Pete Gray: Baseball's One-Armed Wonder
Sixteen years ago this week, one of baseball’s most inspirational figures died at the age of 87. Pete Gray spent less than 6 months in the majors and batted just .218, yet he played during a critical time in the nation’s history and he did it with one arm.
Gray debuted with the St. Louis Browns on April 17, 1945, five months before WWII ended. The U.S. had entered the war in December,1941 and along with the millions of Americans who were called up for the draft, baseball’s greats were no exception.
Celebrated sluggers like Joe DiMaggio, Ted Williams and Hank Greenberg were just a few of the hundreds of major leaguers who traded their team jerseys for military uniforms.
Not surprisingly, the professional game was sapped of its most talented players and teams filled their rosters with military rejects, quasi-pros, and hopeful amateurs.
One-armed Pete Gray joined the Browns after two seasons with the Memphis Chics, a minor league team in the Southern Association. The Chics finished last in 1943 but the Pennsylvania native himself excelled, playing 126 games and batting .289.
But after Philadelphia sports writers honored the handicapped sportsman with the ‘Most Courageous Athlete’ recognition, Gray humbly responded: “Boys, I can’t fight and so there is no courage about me. Courage belongs on the battlefield, not on the baseball diamond”.
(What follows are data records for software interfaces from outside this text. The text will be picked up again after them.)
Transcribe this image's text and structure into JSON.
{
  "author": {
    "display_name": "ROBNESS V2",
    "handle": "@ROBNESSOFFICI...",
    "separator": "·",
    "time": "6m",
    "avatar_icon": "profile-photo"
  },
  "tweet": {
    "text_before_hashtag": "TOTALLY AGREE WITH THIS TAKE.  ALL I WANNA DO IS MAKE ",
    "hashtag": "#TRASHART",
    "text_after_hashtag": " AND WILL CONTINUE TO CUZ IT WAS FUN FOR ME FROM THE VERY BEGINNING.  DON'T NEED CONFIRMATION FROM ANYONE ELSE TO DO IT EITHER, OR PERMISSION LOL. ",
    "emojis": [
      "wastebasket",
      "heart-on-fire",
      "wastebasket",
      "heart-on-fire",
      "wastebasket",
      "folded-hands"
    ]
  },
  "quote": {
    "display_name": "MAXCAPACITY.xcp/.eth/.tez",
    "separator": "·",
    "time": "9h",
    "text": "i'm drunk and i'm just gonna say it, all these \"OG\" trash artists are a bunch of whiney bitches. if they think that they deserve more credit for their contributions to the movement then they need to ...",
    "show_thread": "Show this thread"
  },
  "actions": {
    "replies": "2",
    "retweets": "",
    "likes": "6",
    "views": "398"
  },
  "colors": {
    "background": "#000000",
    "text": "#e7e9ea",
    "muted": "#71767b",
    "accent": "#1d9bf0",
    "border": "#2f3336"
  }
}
In fact, Gray tried to enlist in the army after the attack on Pearl Harbor but was denied because he was an amputee. Later on, he visited hospitals and rehabilitation centers to boost morale among wounded veterans.
On the field, Gray’s style of play was as fascinating as it was inspirational. Having lost his right arm above the elbow in a childhood accident, the son of Lithuanian immigrants nonetheless followed his baseball dream and pushed away any sympathy.
Gray pursued the game with an aggressive and unbridled focus. In one of his minor league games he even broke his collar bone trying to steal third base in a head-first slide.
The baseball marvel learned to hit with rapid swings of his left arm and bunted by resting the knob of the bat against his side. In defense, Gray removed most of the padding from his glove and developed an effective outfielding technique.
After catching the ball, he would insert the mitt under his stub arm, squeeze the ball out along his chest, and then grab and throw; all with remarkable speed.
Gray’s second year with the Chicks was even better than his first. He stole 68 bases, knocked 5 homers and batted .333. At season’s end he was named the Southern Association’s MVP.
Scouts from the pros started coming around and the St. Louis Browns picked up his contract for $20,000, the largest sum paid for a Southern League player at the time.
The 6’1” 169 lb. disabled ballplayer finally got his break in MLB but emotions ran mixed once he hit the field.
The Browns won the AL pennant the previous year but struggled financially after drawing only half a million fans to their stadium. Among his teammates especially, Gray was seen as a sideshow intended to boost fan attendance and raise ticket sales at the gate.
After the war ended Gray was sent back to the minors where he spent a few more years before settling back home. Conflicted and prone to gambling and alcohol, he struggled with his legacy as an exploited, one-armed ballplayer.
Nevertheless, asked once how he thought he would do if he hadn’t lost his limb, he replied “Maybe I wouldn’t have done as well. I probably wouldn’t have been as determined”.
An inspiration to thousands of maimed veterans and handicapped children, Gray died on June 30, 2002.
OLYMPICS August 8, 2008 The 29th Olympics open in Beijing, China with nearly 11,000 athletes competing in 28 different sports. It was the most watched sporting event in history with 2/3 of the world’s population tuning in. The U.S. took home the most medals at 112. Though, the host surpassed the U.S. in the gold count: 48 versus 36.
BASEBALL August 9, 1998 Atlanta Braves’ Dennis Martinez sets a record for most wins by a Latin American pitcher after defeating the San Francisco Giants 7-5. Nicknamed “El Presidente”, Martinez was the first Nicaraguan to play in the majors. Starting with the Baltimore Orioles in 1976, he retired after 23 seasons playing for 5 teams with a win/loss record of 245/193.
SWIMMING August 10, 1988 Matt Biondi brakes a world record at the U.S. Olympic Trials, swimming the 100m freestyle in 48.42 secs. A month later at the Games in Seoul, Biondi would take gold in the same event and set a new Olympic record of 48.63. Competing in 3 Olympiads, the American aqua-champ retired with 11 medals (8 gold).
GOLF August 6, 1978 John Mahaffey recovers to win the PGA Championship in a playoff shootout against Tom Watson and Jerry Pate. It was the best come-back performance in PGA history after he trailed Watson by seven strokes with 14 holes to go. It was Mahaffey’s only major victory of his career, which included 15 professional wins.